If the NetworkManager service is running, you can use the nmcli command to display the state of the system's physical network interfaces, for example:

# nmcli device status
DEVICE  TYPE      STATE       
em1     ethernet  connected   
em2     ethernet  connected   
lo      loopback  unmanaged   

You can use the ip command to display the status of an interface, for debugging, or for system tuning. For example, to display the status of all active interfaces:

# ip addr show
1: lo: <LOOPBACK,UP,LOWER_UP> mtu 16436 qdisc noqueue state UNKNOWN 
    link/loopback 00:00:00:00:00:00 brd 00:00:00:00:00:00
    inet 127.0.0.1/8 scope host lo
    inet6 ::1/128 scope host 
       valid_lft forever preferred_lft forever
2: em1: <BROADCAST,MULTICAST,UP,LOWER_UP> mtu 1500 qdisc pfifo_fast state UP qlen 1000
    link/ether 08:00:27:16:c3:33 brd ff:ff:ff:ff:ff:ff
    inet 10.0.2.15/24 brd 10.0.2.255 scope global em1
    inet6 fe80::a00:27ff:fe16:c333/64 scope link 
       valid_lft forever preferred_lft forever

For each network interface, the output shows the current IP address, and the status of the interface. To display the status of a single interface such as em1, specify its name as shown here:

# ip addr show dev em1
2: em1: <BROADCAST,MULTICAST,UP,LOWER_UP> mtu 1500 qdisc pfifo_fast state UP qlen 1000
    link/ether 08:00:27:16:c3:33 brd ff:ff:ff:ff:ff:ff
    inet 10.0.2.15/24 brd 10.0.2.255 scope global em1
    inet6 fe80::a00:27ff:fe16:c333/64 scope link 
       valid_lft forever preferred_lft forever
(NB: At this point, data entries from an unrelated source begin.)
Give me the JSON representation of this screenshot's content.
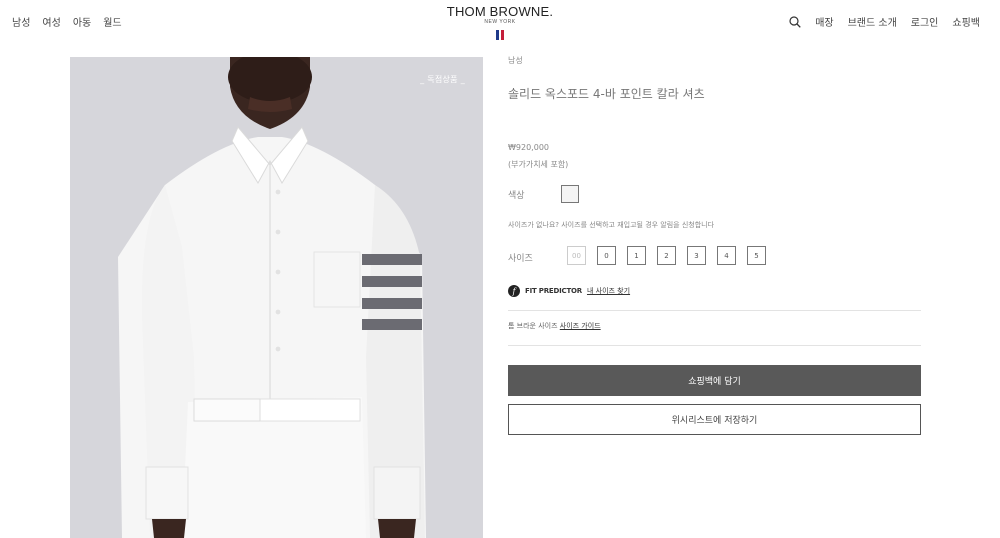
{
  "header": {
    "nav_left": [
      "남성",
      "여성",
      "아동",
      "월드"
    ],
    "logo": {
      "main": "THOM BROWNE.",
      "sub": "NEW YORK",
      "flag_colors": [
        "#1f3a8a",
        "#ffffff",
        "#c41e3a"
      ]
    },
    "nav_right": [
      "매장",
      "브랜드 소개",
      "로그인",
      "쇼핑백"
    ],
    "search_icon": "search-icon"
  },
  "product_image": {
    "tag": "_ 독점상품 _",
    "background": "#d6d6db",
    "stripe_color": "#6b6b72"
  },
  "product": {
    "category": "남성",
    "title": "솔리드 옥스포드 4-바 포인트 칼라 셔츠",
    "price": "₩920,000",
    "vat_note": "(부가가치세 포함)",
    "color_label": "색상",
    "size_notice": "사이즈가 없나요? 사이즈를 선택하고 재입고될 경우 알림을 신청합니다",
    "size_label": "사이즈",
    "sizes": [
      {
        "label": "00",
        "disabled": true
      },
      {
        "label": "0",
        "disabled": false
      },
      {
        "label": "1",
        "disabled": false
      },
      {
        "label": "2",
        "disabled": false
      },
      {
        "label": "3",
        "disabled": false
      },
      {
        "label": "4",
        "disabled": false
      },
      {
        "label": "5",
        "disabled": false
      }
    ],
    "fit_predictor": {
      "name": "FIT PREDICTOR",
      "link": "내 사이즈 찾기",
      "icon": "fit-predictor-icon"
    },
    "size_guide": {
      "prefix": "톰 브라운 사이즈",
      "link": "사이즈 가이드"
    },
    "add_to_bag": "쇼핑백에 담기",
    "wishlist": "위시리스트에 저장하기"
  },
  "colors": {
    "button_dark": "#595959",
    "border": "#555555"
  }
}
You can also use ip to set properties and activate a network interface. The following example sets the IP address of the em2 interface and activates it:

# ip addr add 10.1.1.1/24 dev em2
# ip link set em2 up
Note

You might be used to using the ifconfig command to perform these operations. However, ifconfig is considered obsolete and will eventually be replaced altogether by the ip command.

Any settings that you configure for network interfaces using ip do not persist across system reboots. To make the changes permanent, set the properties in the /etc/sysconfig/network-scripts/ifcfg-interface file.

Any changes that you make to an interface file in /etc/sysconfig/network-scripts do not take effect until you restart the network service or bring the interface down and back up again. For example, to restart the network service:

# systemctl restart network

To restart an individual interface, you can use the ifup or ifdown commands, which invoke the script in /etc/sysconfig/network-scripts that corresponds to the interface type, for example:

# ifdown em1
# ifup em1
Connection successfully activated 
(D-Bus active path: /org/freedesktop/NetworkManager/ActiveConnection/5)

Alternatively, you can use the ip command to stop and start network activity on an interface without completely tearing down and rebuilding its configuration:

# ip link set em1 down
# ip link set em1 up

The ethtool utility is useful for diagnosing potentially mismatched settings that affect performance, and allows you to query and set the low-level properties of a network device. Any changes that you make using ethtool do not persist across a reboot. To make the changes permanent, modify the settings in the device's ifcfg-interface file in /etc/sysconfig/network-scripts.

For more information, see the ethtool(8), ifup(8), ip(8), and nmcli(1) manual pages.